If a line of the data below holds the string "JSON", copy it.

[Study material Boundary: Start]

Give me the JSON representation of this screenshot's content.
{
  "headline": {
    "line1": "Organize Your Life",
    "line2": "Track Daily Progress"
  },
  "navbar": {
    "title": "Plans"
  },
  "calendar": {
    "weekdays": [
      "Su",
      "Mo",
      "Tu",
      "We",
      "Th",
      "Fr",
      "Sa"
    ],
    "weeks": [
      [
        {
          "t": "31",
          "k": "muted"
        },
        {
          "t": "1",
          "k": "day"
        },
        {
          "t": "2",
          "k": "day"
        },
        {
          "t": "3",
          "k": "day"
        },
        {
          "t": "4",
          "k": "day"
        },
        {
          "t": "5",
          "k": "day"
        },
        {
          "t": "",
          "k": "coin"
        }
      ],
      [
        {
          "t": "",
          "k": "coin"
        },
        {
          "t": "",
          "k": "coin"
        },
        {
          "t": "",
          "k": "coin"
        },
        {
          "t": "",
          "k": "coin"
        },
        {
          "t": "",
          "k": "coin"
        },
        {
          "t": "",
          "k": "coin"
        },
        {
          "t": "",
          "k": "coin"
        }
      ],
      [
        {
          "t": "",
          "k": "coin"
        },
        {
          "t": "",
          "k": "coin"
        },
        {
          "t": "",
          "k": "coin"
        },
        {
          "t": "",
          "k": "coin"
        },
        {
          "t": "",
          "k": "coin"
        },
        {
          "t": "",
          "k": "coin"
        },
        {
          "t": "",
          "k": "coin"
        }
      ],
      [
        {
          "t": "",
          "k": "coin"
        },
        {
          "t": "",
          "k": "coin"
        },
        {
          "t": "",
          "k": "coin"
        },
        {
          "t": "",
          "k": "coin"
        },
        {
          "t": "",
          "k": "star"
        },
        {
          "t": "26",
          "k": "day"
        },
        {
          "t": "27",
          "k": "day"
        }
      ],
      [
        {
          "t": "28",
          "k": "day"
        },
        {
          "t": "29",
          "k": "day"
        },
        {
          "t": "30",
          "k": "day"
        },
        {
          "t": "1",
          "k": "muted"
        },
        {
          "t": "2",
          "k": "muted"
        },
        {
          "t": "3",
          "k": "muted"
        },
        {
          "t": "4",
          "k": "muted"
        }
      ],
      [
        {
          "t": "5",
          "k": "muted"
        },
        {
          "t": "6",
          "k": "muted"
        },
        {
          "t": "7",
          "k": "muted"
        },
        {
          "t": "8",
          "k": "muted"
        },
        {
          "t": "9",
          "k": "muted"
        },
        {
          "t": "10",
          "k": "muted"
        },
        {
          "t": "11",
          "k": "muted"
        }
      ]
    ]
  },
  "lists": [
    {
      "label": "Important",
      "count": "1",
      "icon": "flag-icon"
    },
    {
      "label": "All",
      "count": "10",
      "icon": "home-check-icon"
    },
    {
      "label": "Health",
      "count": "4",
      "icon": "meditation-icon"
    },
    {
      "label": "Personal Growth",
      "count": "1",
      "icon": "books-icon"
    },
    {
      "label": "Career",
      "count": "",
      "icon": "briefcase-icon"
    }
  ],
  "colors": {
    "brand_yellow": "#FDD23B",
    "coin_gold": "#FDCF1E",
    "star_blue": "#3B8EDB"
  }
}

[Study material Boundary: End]
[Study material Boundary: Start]

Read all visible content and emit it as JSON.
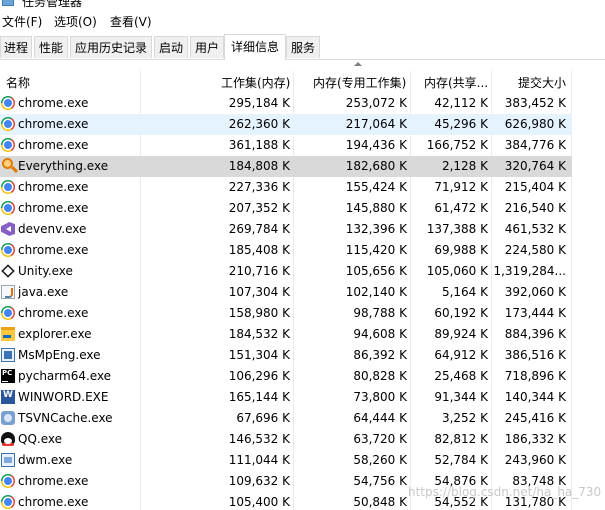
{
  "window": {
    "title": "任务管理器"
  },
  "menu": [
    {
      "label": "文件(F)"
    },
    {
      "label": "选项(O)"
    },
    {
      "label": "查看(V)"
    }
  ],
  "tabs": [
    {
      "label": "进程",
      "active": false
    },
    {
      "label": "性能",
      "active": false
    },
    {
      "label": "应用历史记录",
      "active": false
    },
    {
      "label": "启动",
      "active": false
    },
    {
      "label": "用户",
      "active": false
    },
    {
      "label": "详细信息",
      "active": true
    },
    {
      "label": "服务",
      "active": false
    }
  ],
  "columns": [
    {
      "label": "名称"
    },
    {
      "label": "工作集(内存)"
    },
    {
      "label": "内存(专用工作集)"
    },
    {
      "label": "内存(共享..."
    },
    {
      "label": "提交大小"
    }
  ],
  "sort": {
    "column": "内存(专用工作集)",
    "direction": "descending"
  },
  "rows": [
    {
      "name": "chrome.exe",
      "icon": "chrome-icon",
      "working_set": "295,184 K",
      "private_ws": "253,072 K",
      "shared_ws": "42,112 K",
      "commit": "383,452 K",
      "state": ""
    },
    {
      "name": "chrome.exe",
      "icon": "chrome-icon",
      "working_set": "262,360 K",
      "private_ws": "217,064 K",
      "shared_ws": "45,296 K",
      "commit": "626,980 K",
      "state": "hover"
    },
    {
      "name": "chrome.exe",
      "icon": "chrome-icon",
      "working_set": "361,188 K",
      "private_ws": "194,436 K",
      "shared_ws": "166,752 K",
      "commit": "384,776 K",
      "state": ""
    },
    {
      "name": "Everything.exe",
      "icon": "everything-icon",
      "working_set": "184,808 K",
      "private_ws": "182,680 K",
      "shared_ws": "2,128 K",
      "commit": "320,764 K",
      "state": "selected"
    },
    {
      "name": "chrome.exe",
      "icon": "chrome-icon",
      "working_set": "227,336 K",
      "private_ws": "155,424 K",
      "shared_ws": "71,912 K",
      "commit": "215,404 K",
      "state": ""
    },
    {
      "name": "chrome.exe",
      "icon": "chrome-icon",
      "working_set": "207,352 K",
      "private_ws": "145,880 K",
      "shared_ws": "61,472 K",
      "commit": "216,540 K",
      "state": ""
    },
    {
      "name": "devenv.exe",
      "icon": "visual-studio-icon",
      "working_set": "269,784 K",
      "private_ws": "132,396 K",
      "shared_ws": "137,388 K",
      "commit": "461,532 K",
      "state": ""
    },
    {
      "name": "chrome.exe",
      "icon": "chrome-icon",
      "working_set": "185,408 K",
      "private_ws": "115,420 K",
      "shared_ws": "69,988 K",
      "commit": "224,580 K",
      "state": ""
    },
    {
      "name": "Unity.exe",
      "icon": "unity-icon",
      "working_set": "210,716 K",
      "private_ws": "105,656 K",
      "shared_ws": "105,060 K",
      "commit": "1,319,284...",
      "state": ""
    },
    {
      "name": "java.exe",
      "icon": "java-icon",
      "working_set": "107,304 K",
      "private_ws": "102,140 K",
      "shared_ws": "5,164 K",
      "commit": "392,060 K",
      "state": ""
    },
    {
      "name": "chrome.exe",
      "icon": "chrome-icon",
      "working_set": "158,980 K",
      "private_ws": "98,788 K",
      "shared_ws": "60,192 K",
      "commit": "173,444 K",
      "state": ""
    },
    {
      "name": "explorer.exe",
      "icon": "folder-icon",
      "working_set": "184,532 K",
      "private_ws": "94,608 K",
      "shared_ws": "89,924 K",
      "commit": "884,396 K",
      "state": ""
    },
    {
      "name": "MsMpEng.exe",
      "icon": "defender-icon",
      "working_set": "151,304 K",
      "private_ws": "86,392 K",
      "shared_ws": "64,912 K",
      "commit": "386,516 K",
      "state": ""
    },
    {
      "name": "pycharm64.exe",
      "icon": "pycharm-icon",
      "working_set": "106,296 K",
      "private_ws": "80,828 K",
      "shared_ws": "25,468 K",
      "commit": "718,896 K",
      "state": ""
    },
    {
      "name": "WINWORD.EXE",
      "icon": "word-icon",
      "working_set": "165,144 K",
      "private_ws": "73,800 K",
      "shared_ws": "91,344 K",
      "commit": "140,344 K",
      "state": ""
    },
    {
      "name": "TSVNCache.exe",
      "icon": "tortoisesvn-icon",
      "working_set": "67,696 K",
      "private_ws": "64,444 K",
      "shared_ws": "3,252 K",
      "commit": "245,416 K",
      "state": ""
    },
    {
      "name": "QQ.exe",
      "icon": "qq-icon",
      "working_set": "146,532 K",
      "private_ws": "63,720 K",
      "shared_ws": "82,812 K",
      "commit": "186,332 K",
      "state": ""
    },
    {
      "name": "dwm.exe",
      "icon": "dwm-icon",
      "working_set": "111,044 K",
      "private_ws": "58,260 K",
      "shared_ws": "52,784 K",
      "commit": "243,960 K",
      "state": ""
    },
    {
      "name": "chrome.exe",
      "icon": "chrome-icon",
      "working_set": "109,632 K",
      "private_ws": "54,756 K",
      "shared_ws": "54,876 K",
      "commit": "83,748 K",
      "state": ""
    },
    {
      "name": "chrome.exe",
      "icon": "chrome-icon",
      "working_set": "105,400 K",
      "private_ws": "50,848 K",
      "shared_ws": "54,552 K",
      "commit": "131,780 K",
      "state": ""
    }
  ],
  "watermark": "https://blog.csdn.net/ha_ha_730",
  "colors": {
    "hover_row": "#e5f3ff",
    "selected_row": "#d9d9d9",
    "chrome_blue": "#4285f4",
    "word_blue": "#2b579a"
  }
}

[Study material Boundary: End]

* _Your solution_
Give me the JSON representation of this screenshot's content.
Read all visible content and emit it as JSON.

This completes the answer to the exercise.